La Misión Cristiana también tiene un enfoque fuerte en la justicia social. Una iglesia que hemos visitado tiene clases y eventos para los niños del barrio prácticamente todas las noches de la semana, además de proveer servicios basicos a una comunidad muy pobre. Actualmente, están pensando en cómo poder ampliar el espacio disponible para las aulas, ya que está limitando el numero de niños que pueden trabajar. El actual espacio es sencillo (aulas de concreto rellenos de sillas de plastico), pero ellos hacen cosas increibles con el.

De todos modos, esas son algunas de mis primeras impresiónes. Hasta ahora, no hemos visitados ningunas iglesias más de un hora de Managua, y todas las personas nos dijeron que las iglesia fuera de la capital son differentes (lo veremos!). Sé que los dos estamos muy contentos de ir más allá de la introducción y empezar el trabajo que va a hacer aquí con la gente increíble que he conocido.

Nuestro próximo post hay algunas fotos del último fin de semana de Día de la Biblia celebración para conmemorar el 441o aniversario de la primera traducción española de la Biblia.
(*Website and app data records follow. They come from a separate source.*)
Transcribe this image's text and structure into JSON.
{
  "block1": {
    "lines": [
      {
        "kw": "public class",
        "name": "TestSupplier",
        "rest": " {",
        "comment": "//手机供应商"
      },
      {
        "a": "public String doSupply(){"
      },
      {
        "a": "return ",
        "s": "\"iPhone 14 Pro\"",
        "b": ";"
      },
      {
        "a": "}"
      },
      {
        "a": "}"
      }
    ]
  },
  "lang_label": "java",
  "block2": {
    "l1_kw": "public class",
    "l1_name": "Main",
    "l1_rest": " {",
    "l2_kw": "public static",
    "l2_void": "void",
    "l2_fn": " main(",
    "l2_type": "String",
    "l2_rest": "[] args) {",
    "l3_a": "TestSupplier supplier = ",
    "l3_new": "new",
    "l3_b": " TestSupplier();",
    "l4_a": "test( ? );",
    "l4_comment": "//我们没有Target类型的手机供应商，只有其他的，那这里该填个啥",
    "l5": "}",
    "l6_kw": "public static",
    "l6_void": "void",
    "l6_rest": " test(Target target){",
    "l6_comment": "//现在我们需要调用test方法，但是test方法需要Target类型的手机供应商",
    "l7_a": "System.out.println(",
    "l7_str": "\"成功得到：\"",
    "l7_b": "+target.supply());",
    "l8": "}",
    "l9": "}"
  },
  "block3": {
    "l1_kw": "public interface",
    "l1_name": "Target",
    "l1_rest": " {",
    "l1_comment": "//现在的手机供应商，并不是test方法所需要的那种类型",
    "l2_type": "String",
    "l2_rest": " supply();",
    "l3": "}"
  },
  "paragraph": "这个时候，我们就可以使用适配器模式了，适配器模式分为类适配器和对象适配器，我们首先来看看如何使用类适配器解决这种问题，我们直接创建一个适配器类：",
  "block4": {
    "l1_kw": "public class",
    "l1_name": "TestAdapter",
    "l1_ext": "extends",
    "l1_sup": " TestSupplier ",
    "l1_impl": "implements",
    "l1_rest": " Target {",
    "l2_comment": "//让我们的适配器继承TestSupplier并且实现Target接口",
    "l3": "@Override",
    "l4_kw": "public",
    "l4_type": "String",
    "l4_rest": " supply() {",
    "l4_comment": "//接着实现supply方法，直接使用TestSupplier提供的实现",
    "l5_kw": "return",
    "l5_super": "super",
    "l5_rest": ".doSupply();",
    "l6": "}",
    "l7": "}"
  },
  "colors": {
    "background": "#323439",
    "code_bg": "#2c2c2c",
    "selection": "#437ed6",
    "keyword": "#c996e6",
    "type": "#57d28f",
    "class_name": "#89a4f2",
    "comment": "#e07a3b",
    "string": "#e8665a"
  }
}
[[Disculpas por el lento escribiendo de la tarde, pero nos hemos encontrado algunas dificultades técnicas. El servicio de Internet que tenemos actualmente es muy rápido, pero es básicamente inservible durante la noche (es decir, cuando más queremos usarlo). Opera sobre la red celular y cuando esa red se satura tenemos nada de nada. Esta semana estamos tratando la otra empresa de internet y parece ser mucho más fiable. También: Quinn cayó nuestra cámara y lo partió, y nos llevó bastante tiempo encontrar un lugar que podía arreglarlo. Actúa ahora, excepto para el flash, así que ... no hay fotos de la noche - por el momento. ]]